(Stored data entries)
=== Begin Enclosure ===
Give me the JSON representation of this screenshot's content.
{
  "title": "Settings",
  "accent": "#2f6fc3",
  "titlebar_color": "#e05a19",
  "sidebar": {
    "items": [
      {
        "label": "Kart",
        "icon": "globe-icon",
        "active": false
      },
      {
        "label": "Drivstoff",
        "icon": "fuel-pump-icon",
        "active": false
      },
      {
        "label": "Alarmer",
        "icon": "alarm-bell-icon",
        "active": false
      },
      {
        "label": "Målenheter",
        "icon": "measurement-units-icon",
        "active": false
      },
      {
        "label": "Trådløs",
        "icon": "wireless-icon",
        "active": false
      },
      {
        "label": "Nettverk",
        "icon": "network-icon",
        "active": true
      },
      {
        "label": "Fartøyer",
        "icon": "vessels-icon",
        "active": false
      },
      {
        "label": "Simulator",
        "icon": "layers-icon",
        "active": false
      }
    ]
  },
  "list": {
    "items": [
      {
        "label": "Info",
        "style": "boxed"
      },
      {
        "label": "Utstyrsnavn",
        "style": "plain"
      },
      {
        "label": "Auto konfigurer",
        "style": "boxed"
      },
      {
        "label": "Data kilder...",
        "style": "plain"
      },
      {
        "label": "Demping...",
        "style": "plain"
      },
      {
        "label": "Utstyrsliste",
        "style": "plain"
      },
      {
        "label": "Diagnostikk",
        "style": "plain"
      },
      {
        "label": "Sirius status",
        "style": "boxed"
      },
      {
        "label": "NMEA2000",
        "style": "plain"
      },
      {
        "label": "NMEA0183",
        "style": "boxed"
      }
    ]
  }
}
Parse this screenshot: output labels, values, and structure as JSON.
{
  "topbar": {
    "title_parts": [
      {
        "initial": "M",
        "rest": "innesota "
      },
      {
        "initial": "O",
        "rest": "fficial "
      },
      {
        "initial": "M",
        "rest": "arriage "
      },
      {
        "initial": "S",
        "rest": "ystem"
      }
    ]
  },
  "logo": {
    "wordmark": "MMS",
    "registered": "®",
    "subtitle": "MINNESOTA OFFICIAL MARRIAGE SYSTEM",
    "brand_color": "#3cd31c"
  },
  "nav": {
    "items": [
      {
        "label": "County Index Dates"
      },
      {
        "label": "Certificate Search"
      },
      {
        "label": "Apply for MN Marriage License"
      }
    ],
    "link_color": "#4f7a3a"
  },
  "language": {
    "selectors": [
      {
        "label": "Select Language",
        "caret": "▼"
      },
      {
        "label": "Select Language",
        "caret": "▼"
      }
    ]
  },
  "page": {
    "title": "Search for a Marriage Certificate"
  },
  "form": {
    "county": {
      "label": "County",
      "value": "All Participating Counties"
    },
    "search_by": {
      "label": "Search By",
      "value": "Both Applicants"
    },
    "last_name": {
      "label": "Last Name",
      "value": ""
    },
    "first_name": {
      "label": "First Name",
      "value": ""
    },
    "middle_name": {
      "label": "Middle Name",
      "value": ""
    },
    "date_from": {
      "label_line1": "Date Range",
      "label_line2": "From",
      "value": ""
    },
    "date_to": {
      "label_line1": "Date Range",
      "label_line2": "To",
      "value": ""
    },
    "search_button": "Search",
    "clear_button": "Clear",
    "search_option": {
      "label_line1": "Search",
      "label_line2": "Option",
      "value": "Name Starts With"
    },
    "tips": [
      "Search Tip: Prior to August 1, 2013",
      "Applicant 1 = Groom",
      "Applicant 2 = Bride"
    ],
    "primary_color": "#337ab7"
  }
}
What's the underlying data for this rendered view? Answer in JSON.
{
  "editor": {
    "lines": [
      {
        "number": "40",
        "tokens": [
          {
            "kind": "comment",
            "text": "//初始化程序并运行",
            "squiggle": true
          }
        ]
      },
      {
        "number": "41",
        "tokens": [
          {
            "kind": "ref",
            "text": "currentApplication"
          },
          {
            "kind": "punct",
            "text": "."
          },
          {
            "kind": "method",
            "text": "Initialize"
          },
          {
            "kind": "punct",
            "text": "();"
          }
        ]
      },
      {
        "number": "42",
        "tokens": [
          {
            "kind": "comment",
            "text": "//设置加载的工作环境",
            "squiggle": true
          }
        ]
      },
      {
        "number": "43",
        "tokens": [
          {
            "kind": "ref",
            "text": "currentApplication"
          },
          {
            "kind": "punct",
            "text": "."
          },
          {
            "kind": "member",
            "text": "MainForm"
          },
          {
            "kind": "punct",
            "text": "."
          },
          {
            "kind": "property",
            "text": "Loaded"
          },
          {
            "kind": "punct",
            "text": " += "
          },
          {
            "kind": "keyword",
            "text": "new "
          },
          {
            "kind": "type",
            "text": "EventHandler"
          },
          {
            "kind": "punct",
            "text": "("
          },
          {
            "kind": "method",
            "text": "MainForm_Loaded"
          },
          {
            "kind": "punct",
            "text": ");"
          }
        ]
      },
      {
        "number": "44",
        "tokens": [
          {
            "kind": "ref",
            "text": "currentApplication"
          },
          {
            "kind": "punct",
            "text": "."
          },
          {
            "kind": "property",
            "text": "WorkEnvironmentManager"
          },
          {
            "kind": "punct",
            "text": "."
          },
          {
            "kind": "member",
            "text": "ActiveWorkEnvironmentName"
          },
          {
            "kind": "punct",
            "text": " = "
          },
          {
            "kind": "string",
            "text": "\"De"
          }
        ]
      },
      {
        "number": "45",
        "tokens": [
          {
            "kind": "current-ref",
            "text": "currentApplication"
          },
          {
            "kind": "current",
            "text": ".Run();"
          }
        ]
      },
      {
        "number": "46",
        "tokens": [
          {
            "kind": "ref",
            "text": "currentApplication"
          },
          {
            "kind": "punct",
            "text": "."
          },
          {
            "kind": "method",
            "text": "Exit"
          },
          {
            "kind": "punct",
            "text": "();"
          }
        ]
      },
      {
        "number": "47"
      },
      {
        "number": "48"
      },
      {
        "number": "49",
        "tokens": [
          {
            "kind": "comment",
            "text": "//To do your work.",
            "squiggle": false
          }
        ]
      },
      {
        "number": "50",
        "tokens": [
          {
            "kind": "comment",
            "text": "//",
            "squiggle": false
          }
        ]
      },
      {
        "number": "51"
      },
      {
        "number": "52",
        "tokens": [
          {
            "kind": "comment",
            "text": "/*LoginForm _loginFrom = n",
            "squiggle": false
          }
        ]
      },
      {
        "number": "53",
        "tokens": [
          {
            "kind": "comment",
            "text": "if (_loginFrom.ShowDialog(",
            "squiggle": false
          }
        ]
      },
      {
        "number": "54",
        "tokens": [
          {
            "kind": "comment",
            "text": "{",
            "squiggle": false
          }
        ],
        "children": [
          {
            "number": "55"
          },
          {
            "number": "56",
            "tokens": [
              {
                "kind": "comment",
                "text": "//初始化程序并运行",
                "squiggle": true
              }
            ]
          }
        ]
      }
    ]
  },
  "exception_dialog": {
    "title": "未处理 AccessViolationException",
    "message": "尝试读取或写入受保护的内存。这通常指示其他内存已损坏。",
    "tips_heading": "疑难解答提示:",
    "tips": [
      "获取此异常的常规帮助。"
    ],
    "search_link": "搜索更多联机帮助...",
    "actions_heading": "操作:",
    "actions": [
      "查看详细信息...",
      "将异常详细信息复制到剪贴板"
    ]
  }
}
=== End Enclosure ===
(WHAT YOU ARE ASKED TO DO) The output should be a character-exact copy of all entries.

(YOUR SOLUTION)
Give me the JSON representation of this screenshot's content.
{
  "title": "Settings",
  "accent": "#2f6fc3",
  "titlebar_color": "#e05a19",
  "sidebar": {
    "items": [
      {
        "label": "Kart",
        "icon": "globe-icon",
        "active": false
      },
      {
        "label": "Drivstoff",
        "icon": "fuel-pump-icon",
        "active": false
      },
      {
        "label": "Alarmer",
        "icon": "alarm-bell-icon",
        "active": false
      },
      {
        "label": "Målenheter",
        "icon": "measurement-units-icon",
        "active": false
      },
      {
        "label": "Trådløs",
        "icon": "wireless-icon",
        "active": false
      },
      {
        "label": "Nettverk",
        "icon": "network-icon",
        "active": true
      },
      {
        "label": "Fartøyer",
        "icon": "vessels-icon",
        "active": false
      },
      {
        "label": "Simulator",
        "icon": "layers-icon",
        "active": false
      }
    ]
  },
  "list": {
    "items": [
      {
        "label": "Info",
        "style": "boxed"
      },
      {
        "label": "Utstyrsnavn",
        "style": "plain"
      },
      {
        "label": "Auto konfigurer",
        "style": "boxed"
      },
      {
        "label": "Data kilder...",
        "style": "plain"
      },
      {
        "label": "Demping...",
        "style": "plain"
      },
      {
        "label": "Utstyrsliste",
        "style": "plain"
      },
      {
        "label": "Diagnostikk",
        "style": "plain"
      },
      {
        "label": "Sirius status",
        "style": "boxed"
      },
      {
        "label": "NMEA2000",
        "style": "plain"
      },
      {
        "label": "NMEA0183",
        "style": "boxed"
      }
    ]
  }
}
Parse this screenshot: output labels, values, and structure as JSON.
{
  "topbar": {
    "title_parts": [
      {
        "initial": "M",
        "rest": "innesota "
      },
      {
        "initial": "O",
        "rest": "fficial "
      },
      {
        "initial": "M",
        "rest": "arriage "
      },
      {
        "initial": "S",
        "rest": "ystem"
      }
    ]
  },
  "logo": {
    "wordmark": "MMS",
    "registered": "®",
    "subtitle": "MINNESOTA OFFICIAL MARRIAGE SYSTEM",
    "brand_color": "#3cd31c"
  },
  "nav": {
    "items": [
      {
        "label": "County Index Dates"
      },
      {
        "label": "Certificate Search"
      },
      {
        "label": "Apply for MN Marriage License"
      }
    ],
    "link_color": "#4f7a3a"
  },
  "language": {
    "selectors": [
      {
        "label": "Select Language",
        "caret": "▼"
      },
      {
        "label": "Select Language",
        "caret": "▼"
      }
    ]
  },
  "page": {
    "title": "Search for a Marriage Certificate"
  },
  "form": {
    "county": {
      "label": "County",
      "value": "All Participating Counties"
    },
    "search_by": {
      "label": "Search By",
      "value": "Both Applicants"
    },
    "last_name": {
      "label": "Last Name",
      "value": ""
    },
    "first_name": {
      "label": "First Name",
      "value": ""
    },
    "middle_name": {
      "label": "Middle Name",
      "value": ""
    },
    "date_from": {
      "label_line1": "Date Range",
      "label_line2": "From",
      "value": ""
    },
    "date_to": {
      "label_line1": "Date Range",
      "label_line2": "To",
      "value": ""
    },
    "search_button": "Search",
    "clear_button": "Clear",
    "search_option": {
      "label_line1": "Search",
      "label_line2": "Option",
      "value": "Name Starts With"
    },
    "tips": [
      "Search Tip: Prior to August 1, 2013",
      "Applicant 1 = Groom",
      "Applicant 2 = Bride"
    ],
    "primary_color": "#337ab7"
  }
}
What's the underlying data for this rendered view? Answer in JSON.
{
  "editor": {
    "lines": [
      {
        "number": "40",
        "tokens": [
          {
            "kind": "comment",
            "text": "//初始化程序并运行",
            "squiggle": true
          }
        ]
      },
      {
        "number": "41",
        "tokens": [
          {
            "kind": "ref",
            "text": "currentApplication"
          },
          {
            "kind": "punct",
            "text": "."
          },
          {
            "kind": "method",
            "text": "Initialize"
          },
          {
            "kind": "punct",
            "text": "();"
          }
        ]
      },
      {
        "number": "42",
        "tokens": [
          {
            "kind": "comment",
            "text": "//设置加载的工作环境",
            "squiggle": true
          }
        ]
      },
      {
        "number": "43",
        "tokens": [
          {
            "kind": "ref",
            "text": "currentApplication"
          },
          {
            "kind": "punct",
            "text": "."
          },
          {
            "kind": "member",
            "text": "MainForm"
          },
          {
            "kind": "punct",
            "text": "."
          },
          {
            "kind": "property",
            "text": "Loaded"
          },
          {
            "kind": "punct",
            "text": " += "
          },
          {
            "kind": "keyword",
            "text": "new "
          },
          {
            "kind": "type",
            "text": "EventHandler"
          },
          {
            "kind": "punct",
            "text": "("
          },
          {
            "kind": "method",
            "text": "MainForm_Loaded"
          },
          {
            "kind": "punct",
            "text": ");"
          }
        ]
      },
      {
        "number": "44",
        "tokens": [
          {
            "kind": "ref",
            "text": "currentApplication"
          },
          {
            "kind": "punct",
            "text": "."
          },
          {
            "kind": "property",
            "text": "WorkEnvironmentManager"
          },
          {
            "kind": "punct",
            "text": "."
          },
          {
            "kind": "member",
            "text": "ActiveWorkEnvironmentName"
          },
          {
            "kind": "punct",
            "text": " = "
          },
          {
            "kind": "string",
            "text": "\"De"
          }
        ]
      },
      {
        "number": "45",
        "tokens": [
          {
            "kind": "current-ref",
            "text": "currentApplication"
          },
          {
            "kind": "current",
            "text": ".Run();"
          }
        ]
      },
      {
        "number": "46",
        "tokens": [
          {
            "kind": "ref",
            "text": "currentApplication"
          },
          {
            "kind": "punct",
            "text": "."
          },
          {
            "kind": "method",
            "text": "Exit"
          },
          {
            "kind": "punct",
            "text": "();"
          }
        ]
      },
      {
        "number": "47"
      },
      {
        "number": "48"
      },
      {
        "number": "49",
        "tokens": [
          {
            "kind": "comment",
            "text": "//To do your work.",
            "squiggle": false
          }
        ]
      },
      {
        "number": "50",
        "tokens": [
          {
            "kind": "comment",
            "text": "//",
            "squiggle": false
          }
        ]
      },
      {
        "number": "51"
      },
      {
        "number": "52",
        "tokens": [
          {
            "kind": "comment",
            "text": "/*LoginForm _loginFrom = n",
            "squiggle": false
          }
        ]
      },
      {
        "number": "53",
        "tokens": [
          {
            "kind": "comment",
            "text": "if (_loginFrom.ShowDialog(",
            "squiggle": false
          }
        ]
      },
      {
        "number": "54",
        "tokens": [
          {
            "kind": "comment",
            "text": "{",
            "squiggle": false
          }
        ],
        "children": [
          {
            "number": "55"
          },
          {
            "number": "56",
            "tokens": [
              {
                "kind": "comment",
                "text": "//初始化程序并运行",
                "squiggle": true
              }
            ]
          }
        ]
      }
    ]
  },
  "exception_dialog": {
    "title": "未处理 AccessViolationException",
    "message": "尝试读取或写入受保护的内存。这通常指示其他内存已损坏。",
    "tips_heading": "疑难解答提示:",
    "tips": [
      "获取此异常的常规帮助。"
    ],
    "search_link": "搜索更多联机帮助...",
    "actions_heading": "操作:",
    "actions": [
      "查看详细信息...",
      "将异常详细信息复制到剪贴板"
    ]
  }
}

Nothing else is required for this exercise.